Start of Records for this task
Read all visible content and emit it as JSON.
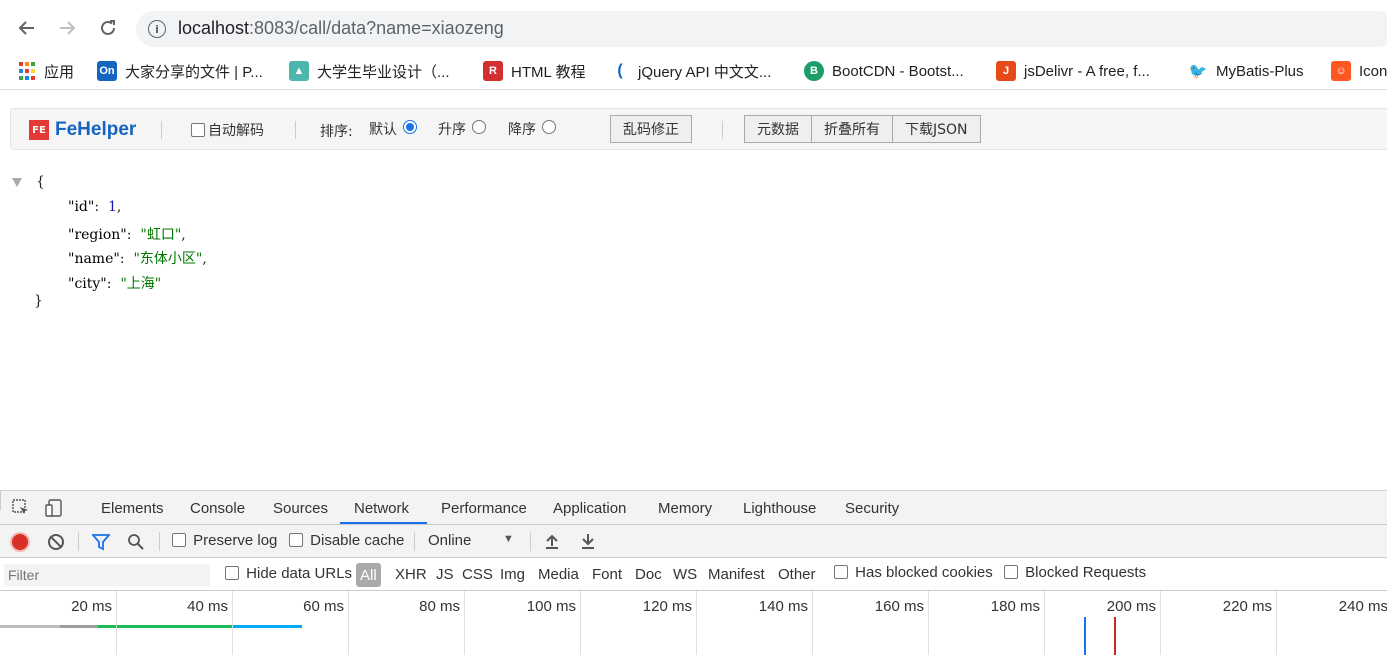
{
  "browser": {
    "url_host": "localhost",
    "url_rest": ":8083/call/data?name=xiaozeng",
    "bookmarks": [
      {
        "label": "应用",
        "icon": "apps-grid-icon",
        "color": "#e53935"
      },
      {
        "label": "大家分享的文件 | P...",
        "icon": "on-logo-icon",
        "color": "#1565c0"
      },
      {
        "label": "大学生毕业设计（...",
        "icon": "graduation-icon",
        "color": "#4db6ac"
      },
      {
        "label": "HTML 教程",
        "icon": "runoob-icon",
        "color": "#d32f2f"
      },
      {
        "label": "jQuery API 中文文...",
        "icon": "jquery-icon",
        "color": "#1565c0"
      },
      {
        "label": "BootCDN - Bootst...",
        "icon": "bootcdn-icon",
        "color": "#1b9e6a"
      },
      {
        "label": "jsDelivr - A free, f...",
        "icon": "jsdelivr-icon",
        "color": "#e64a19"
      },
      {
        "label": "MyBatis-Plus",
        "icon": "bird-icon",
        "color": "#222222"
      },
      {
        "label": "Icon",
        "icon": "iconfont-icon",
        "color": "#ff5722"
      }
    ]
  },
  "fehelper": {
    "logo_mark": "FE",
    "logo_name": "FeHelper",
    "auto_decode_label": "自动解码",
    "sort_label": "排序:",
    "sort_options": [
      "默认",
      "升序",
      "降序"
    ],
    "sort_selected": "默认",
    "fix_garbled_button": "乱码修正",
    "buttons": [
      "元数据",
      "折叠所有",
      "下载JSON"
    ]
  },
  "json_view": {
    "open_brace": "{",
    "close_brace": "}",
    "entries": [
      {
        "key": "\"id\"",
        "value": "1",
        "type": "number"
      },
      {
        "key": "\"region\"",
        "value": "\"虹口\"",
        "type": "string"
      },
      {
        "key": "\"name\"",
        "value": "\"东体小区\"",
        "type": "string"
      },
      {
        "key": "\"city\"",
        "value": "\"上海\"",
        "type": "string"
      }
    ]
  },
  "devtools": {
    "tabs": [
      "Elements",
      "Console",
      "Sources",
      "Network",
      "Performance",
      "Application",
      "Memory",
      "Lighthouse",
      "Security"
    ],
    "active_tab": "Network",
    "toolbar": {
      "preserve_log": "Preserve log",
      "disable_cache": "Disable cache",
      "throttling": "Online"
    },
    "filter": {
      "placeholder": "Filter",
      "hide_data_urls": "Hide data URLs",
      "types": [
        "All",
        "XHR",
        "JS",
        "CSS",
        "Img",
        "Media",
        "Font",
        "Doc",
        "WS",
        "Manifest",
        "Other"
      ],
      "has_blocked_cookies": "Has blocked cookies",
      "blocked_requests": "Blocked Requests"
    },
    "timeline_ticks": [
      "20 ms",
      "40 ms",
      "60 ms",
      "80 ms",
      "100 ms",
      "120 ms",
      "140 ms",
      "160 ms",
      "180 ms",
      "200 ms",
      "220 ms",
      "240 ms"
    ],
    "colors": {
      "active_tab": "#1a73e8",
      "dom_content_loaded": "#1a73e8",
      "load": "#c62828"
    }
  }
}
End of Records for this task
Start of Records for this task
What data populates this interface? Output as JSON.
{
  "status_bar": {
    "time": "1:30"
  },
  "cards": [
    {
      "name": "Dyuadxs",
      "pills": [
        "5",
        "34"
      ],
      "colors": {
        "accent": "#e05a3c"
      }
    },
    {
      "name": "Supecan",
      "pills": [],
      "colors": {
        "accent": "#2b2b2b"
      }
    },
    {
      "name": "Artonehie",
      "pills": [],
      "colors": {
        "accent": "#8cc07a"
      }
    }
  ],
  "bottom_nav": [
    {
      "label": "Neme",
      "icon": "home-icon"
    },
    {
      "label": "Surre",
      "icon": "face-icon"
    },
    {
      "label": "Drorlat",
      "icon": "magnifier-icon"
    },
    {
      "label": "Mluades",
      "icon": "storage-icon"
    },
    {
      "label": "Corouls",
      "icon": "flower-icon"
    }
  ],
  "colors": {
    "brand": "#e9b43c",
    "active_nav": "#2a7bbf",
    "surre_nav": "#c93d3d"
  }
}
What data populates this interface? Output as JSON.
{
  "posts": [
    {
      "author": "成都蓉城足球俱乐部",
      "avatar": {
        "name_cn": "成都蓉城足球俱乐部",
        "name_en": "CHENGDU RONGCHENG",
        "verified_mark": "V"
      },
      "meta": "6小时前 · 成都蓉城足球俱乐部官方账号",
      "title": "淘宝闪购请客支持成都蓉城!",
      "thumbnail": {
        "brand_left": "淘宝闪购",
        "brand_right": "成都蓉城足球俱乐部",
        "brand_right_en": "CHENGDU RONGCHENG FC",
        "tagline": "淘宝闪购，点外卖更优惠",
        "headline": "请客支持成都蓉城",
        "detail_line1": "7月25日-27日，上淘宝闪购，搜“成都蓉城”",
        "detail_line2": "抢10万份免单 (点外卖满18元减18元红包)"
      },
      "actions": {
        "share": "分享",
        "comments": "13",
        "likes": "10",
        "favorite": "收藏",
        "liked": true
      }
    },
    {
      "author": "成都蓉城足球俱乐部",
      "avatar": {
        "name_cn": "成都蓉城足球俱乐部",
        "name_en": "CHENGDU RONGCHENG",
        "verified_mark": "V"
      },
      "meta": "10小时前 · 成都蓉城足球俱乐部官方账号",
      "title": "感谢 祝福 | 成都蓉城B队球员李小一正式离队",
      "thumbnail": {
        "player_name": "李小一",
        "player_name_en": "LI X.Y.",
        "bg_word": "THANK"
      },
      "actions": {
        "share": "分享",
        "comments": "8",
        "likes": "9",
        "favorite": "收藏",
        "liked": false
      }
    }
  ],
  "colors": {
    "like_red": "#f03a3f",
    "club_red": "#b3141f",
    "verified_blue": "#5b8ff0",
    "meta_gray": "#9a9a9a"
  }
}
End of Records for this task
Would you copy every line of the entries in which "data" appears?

Answer to this task:
    "url_rest": ":8083/call/data?name=xiaozeng",
      "hide_data_urls": "Hide data URLs",
What data populates this interface? Output as JSON.
What data populates this interface? Output as JSON.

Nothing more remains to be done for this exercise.